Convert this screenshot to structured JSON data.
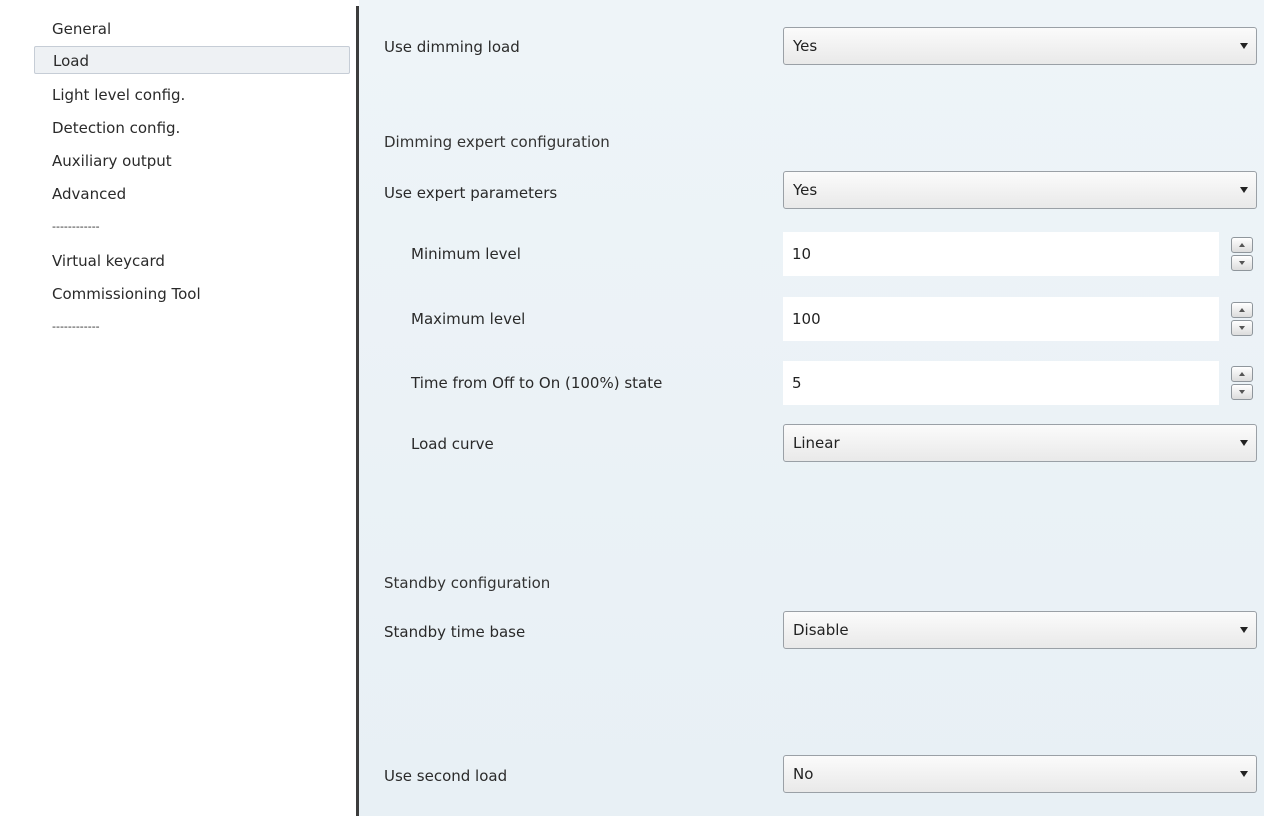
{
  "sidebar": {
    "items": [
      {
        "label": "General"
      },
      {
        "label": "Load"
      },
      {
        "label": "Light level config."
      },
      {
        "label": "Detection config."
      },
      {
        "label": "Auxiliary output"
      },
      {
        "label": "Advanced"
      },
      {
        "label": "------------"
      },
      {
        "label": "Virtual keycard"
      },
      {
        "label": "Commissioning Tool"
      },
      {
        "label": "------------"
      }
    ],
    "selected_index": 1
  },
  "main": {
    "use_dimming_load": {
      "label": "Use dimming load",
      "value": "Yes"
    },
    "dimming_section_title": "Dimming expert configuration",
    "use_expert_parameters": {
      "label": "Use expert parameters",
      "value": "Yes"
    },
    "minimum_level": {
      "label": "Minimum level",
      "value": "10"
    },
    "maximum_level": {
      "label": "Maximum level",
      "value": "100"
    },
    "time_off_to_on": {
      "label": "Time from Off to On (100%) state",
      "value": "5"
    },
    "load_curve": {
      "label": "Load curve",
      "value": "Linear"
    },
    "standby_section_title": "Standby configuration",
    "standby_time_base": {
      "label": "Standby time base",
      "value": "Disable"
    },
    "use_second_load": {
      "label": "Use second load",
      "value": "No"
    }
  },
  "icons": {
    "dropdown": "chevron-down-icon",
    "spin_up": "spin-up-icon",
    "spin_down": "spin-down-icon"
  },
  "colors": {
    "panel_bg": "#e8f0f5",
    "splitter": "#3c3c3c",
    "selected_item_bg": "#eef1f4"
  }
}
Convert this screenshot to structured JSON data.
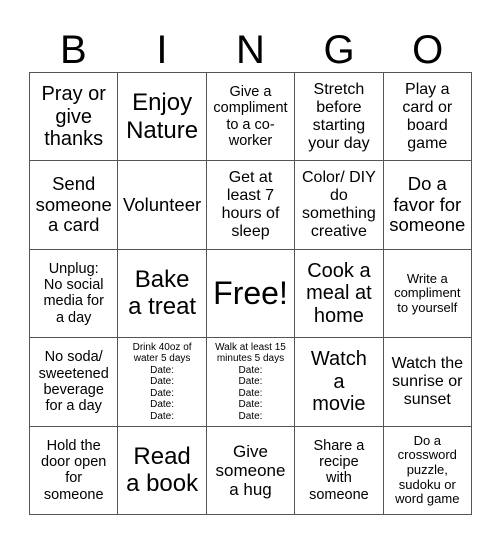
{
  "header": [
    "B",
    "I",
    "N",
    "G",
    "O"
  ],
  "cells": [
    {
      "text": "Pray or\ngive\nthanks",
      "size": "s20"
    },
    {
      "text": "Enjoy\nNature",
      "size": "s24"
    },
    {
      "text": "Give a\ncompliment\nto a co-\nworker",
      "size": "s14"
    },
    {
      "text": "Stretch\nbefore\nstarting\nyour day",
      "size": "s16"
    },
    {
      "text": "Play a\ncard or\nboard\ngame",
      "size": "s16"
    },
    {
      "text": "Send\nsomeone\na card",
      "size": "s18"
    },
    {
      "text": "Volunteer",
      "size": "s18"
    },
    {
      "text": "Get at\nleast 7\nhours of\nsleep",
      "size": "s16"
    },
    {
      "text": "Color/ DIY\ndo\nsomething\ncreative",
      "size": "s16"
    },
    {
      "text": "Do a\nfavor for\nsomeone",
      "size": "s18"
    },
    {
      "text": "Unplug:\nNo social\nmedia for\na day",
      "size": "s14"
    },
    {
      "text": "Bake\na treat",
      "size": "s24"
    },
    {
      "text": "Free!",
      "size": "s32"
    },
    {
      "text": "Cook a\nmeal at\nhome",
      "size": "s20"
    },
    {
      "text": "Write a\ncompliment\nto yourself",
      "size": "s13"
    },
    {
      "text": "No soda/\nsweetened\nbeverage\nfor a day",
      "size": "s14"
    },
    {
      "text": "Drink 40oz of\nwater 5 days\nDate:\nDate:\nDate:\nDate:\nDate:",
      "size": "s10"
    },
    {
      "text": "Walk at least 15\nminutes 5 days\nDate:\nDate:\nDate:\nDate:\nDate:",
      "size": "s10"
    },
    {
      "text": "Watch\na\nmovie",
      "size": "s20"
    },
    {
      "text": "Watch the\nsunrise or\nsunset",
      "size": "s16"
    },
    {
      "text": "Hold the\ndoor open\nfor\nsomeone",
      "size": "s14"
    },
    {
      "text": "Read\na book",
      "size": "s24"
    },
    {
      "text": "Give\nsomeone\na hug",
      "size": "s17"
    },
    {
      "text": "Share a\nrecipe\nwith\nsomeone",
      "size": "s14"
    },
    {
      "text": "Do a\ncrossword\npuzzle,\nsudoku or\nword game",
      "size": "s13"
    }
  ]
}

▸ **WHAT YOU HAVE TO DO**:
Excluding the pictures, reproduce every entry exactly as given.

▸ **ANSWER AREA**:
Convert this screenshot to structured JSON data.
{
  "sidebar": {
    "items": [
      {
        "label": "General"
      },
      {
        "label": "Load"
      },
      {
        "label": "Light level config."
      },
      {
        "label": "Detection config."
      },
      {
        "label": "Auxiliary output"
      },
      {
        "label": "Advanced"
      },
      {
        "label": "------------"
      },
      {
        "label": "Virtual keycard"
      },
      {
        "label": "Commissioning Tool"
      },
      {
        "label": "------------"
      }
    ],
    "selected_index": 1
  },
  "main": {
    "use_dimming_load": {
      "label": "Use dimming load",
      "value": "Yes"
    },
    "dimming_section_title": "Dimming expert configuration",
    "use_expert_parameters": {
      "label": "Use expert parameters",
      "value": "Yes"
    },
    "minimum_level": {
      "label": "Minimum level",
      "value": "10"
    },
    "maximum_level": {
      "label": "Maximum level",
      "value": "100"
    },
    "time_off_to_on": {
      "label": "Time from Off to On (100%) state",
      "value": "5"
    },
    "load_curve": {
      "label": "Load curve",
      "value": "Linear"
    },
    "standby_section_title": "Standby configuration",
    "standby_time_base": {
      "label": "Standby time base",
      "value": "Disable"
    },
    "use_second_load": {
      "label": "Use second load",
      "value": "No"
    }
  },
  "icons": {
    "dropdown": "chevron-down-icon",
    "spin_up": "spin-up-icon",
    "spin_down": "spin-down-icon"
  },
  "colors": {
    "panel_bg": "#e8f0f5",
    "splitter": "#3c3c3c",
    "selected_item_bg": "#eef1f4"
  }
}
Convert this screenshot to structured JSON data.
{
  "header": [
    "B",
    "I",
    "N",
    "G",
    "O"
  ],
  "cells": [
    {
      "text": "Pray or\ngive\nthanks",
      "size": "s20"
    },
    {
      "text": "Enjoy\nNature",
      "size": "s24"
    },
    {
      "text": "Give a\ncompliment\nto a co-\nworker",
      "size": "s14"
    },
    {
      "text": "Stretch\nbefore\nstarting\nyour day",
      "size": "s16"
    },
    {
      "text": "Play a\ncard or\nboard\ngame",
      "size": "s16"
    },
    {
      "text": "Send\nsomeone\na card",
      "size": "s18"
    },
    {
      "text": "Volunteer",
      "size": "s18"
    },
    {
      "text": "Get at\nleast 7\nhours of\nsleep",
      "size": "s16"
    },
    {
      "text": "Color/ DIY\ndo\nsomething\ncreative",
      "size": "s16"
    },
    {
      "text": "Do a\nfavor for\nsomeone",
      "size": "s18"
    },
    {
      "text": "Unplug:\nNo social\nmedia for\na day",
      "size": "s14"
    },
    {
      "text": "Bake\na treat",
      "size": "s24"
    },
    {
      "text": "Free!",
      "size": "s32"
    },
    {
      "text": "Cook a\nmeal at\nhome",
      "size": "s20"
    },
    {
      "text": "Write a\ncompliment\nto yourself",
      "size": "s13"
    },
    {
      "text": "No soda/\nsweetened\nbeverage\nfor a day",
      "size": "s14"
    },
    {
      "text": "Drink 40oz of\nwater 5 days\nDate:\nDate:\nDate:\nDate:\nDate:",
      "size": "s10"
    },
    {
      "text": "Walk at least 15\nminutes 5 days\nDate:\nDate:\nDate:\nDate:\nDate:",
      "size": "s10"
    },
    {
      "text": "Watch\na\nmovie",
      "size": "s20"
    },
    {
      "text": "Watch the\nsunrise or\nsunset",
      "size": "s16"
    },
    {
      "text": "Hold the\ndoor open\nfor\nsomeone",
      "size": "s14"
    },
    {
      "text": "Read\na book",
      "size": "s24"
    },
    {
      "text": "Give\nsomeone\na hug",
      "size": "s17"
    },
    {
      "text": "Share a\nrecipe\nwith\nsomeone",
      "size": "s14"
    },
    {
      "text": "Do a\ncrossword\npuzzle,\nsudoku or\nword game",
      "size": "s13"
    }
  ]
}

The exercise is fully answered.